With today’s fast-moving technology, being first-to-market is obviously very important. But if you’re a venture-backed startup, don’t let that pressure force you to make bad decisions. In the end, being best-to-market is still king. Focus hard on the things that matter to your business and be patient in finding the right team to take your company to the next level. Set aside funds for product testing on a small scale before going big, and pay attention to the feedback you receive. Never stop iterating.

Hiring. Testing. Iterating. Budget wisely for those 3 things and you should have a higher chance of success in the world.

Michael Solomon

Michael Solomon is an established entrepreneur with a strong desire to help people, a sharp eye for business, and a commitment to making a difference.
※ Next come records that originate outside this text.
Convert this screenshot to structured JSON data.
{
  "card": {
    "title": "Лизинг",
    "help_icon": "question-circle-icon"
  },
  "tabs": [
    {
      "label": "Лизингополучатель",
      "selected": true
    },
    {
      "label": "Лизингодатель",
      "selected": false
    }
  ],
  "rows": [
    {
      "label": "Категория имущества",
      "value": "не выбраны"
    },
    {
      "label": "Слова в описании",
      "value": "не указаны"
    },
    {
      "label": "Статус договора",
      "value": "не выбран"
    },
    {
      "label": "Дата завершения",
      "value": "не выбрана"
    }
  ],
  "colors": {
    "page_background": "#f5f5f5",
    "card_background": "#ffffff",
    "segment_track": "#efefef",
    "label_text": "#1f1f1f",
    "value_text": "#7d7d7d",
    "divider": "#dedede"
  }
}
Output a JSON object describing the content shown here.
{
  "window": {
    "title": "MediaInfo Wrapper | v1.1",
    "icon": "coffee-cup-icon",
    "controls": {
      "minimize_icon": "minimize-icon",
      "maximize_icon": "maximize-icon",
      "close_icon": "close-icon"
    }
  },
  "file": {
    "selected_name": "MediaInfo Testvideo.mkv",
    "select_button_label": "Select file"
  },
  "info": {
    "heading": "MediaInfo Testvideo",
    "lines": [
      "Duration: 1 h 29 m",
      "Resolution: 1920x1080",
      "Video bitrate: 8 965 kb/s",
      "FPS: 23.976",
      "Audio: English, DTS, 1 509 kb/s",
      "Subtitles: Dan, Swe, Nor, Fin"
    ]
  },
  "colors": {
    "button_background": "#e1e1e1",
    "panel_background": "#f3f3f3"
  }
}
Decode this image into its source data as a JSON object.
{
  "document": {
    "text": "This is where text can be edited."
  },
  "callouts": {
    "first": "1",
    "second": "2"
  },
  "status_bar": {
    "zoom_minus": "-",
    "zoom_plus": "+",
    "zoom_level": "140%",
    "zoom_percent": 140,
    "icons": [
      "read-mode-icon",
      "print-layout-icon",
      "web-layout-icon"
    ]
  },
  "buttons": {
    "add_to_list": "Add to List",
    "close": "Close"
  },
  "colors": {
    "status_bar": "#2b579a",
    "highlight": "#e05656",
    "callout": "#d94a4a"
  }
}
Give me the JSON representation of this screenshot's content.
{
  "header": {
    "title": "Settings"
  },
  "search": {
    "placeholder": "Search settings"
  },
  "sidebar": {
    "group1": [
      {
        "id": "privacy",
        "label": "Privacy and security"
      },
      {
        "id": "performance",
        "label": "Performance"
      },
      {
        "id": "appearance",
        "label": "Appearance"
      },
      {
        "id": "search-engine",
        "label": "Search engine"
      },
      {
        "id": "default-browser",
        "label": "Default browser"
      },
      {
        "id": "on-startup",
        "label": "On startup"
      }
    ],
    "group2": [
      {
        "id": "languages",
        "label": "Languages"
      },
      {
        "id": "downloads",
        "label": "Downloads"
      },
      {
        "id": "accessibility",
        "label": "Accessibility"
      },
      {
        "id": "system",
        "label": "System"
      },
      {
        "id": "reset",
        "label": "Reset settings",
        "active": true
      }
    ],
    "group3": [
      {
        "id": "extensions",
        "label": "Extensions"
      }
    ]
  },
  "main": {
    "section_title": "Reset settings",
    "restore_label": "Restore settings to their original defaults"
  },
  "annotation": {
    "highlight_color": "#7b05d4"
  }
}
The four organizations he’s helped found — for-profit and nonprofit alike — all aim to improve lives.

From working with Bruce Springsteen to founding Brick Wall Management and 10x Management with his close childhood friend, Rishon Blumberg, Michael has turned his passions into reality.

Brick Wall started as a music management company that managed, marketed, and shaped the careers of musicians like John Mayer, Citizen Cope, and Vanessa Carlton. It racked up multiple Grammy Awards and nominations and more than 10 million albums sold.

It now includes a consulting business that touches nearly every angle of the arts — from Emmy-award-winning and chart-topping songwriters, producers, and directors like Marshall Altman and Jarett Bellucci to entertainment consulting clients like Young & Rubicam and Miramax.

With 10x, Michael took his decades of experience managing creatives to a whole new space. The company, which was founded with a third partner who left in 2016, has revolutionized the technology sphere, carving out its place as a trusted, exclusive resource for companies seeking coveted freelance tech experts. Michael remains a sought-after voice in the tech-talent conversation, frequently appearing on TV (MSNBC, Bloomberg, BBC) and in print (The New York Times, The New Yorker, Forbes, and The Economist).

His extensive non profit work includes serving as the pro-bono administrator for a cause close to his heart — The Kristen Ann Carr Fund (KACF) for sarcoma treatment and research.

And KACF inspired Michael to co-found Musicians On Call, a nonprofit that brings live music to hospital patients at their bedsides, playing for more than 500,000 people since 1999. MOC currently runs in 18 cities nationally — and counting. Michael received the 2014 President’s Volunteer Service Award from President Obama for his work with MOC and he remains an active member of its Board of Directors.

From creating an essential educational video for children to incubating a web platform, Michael has a passion for personal and professional growth and makes it his mission to optimize himself and all of his diverse endeavors.

A born and bred Manhattanite, Michael moved to Montclair, NJ in 2014 with his awesome wife, Jenny, and two fantastic kids, Lucy and Rainen.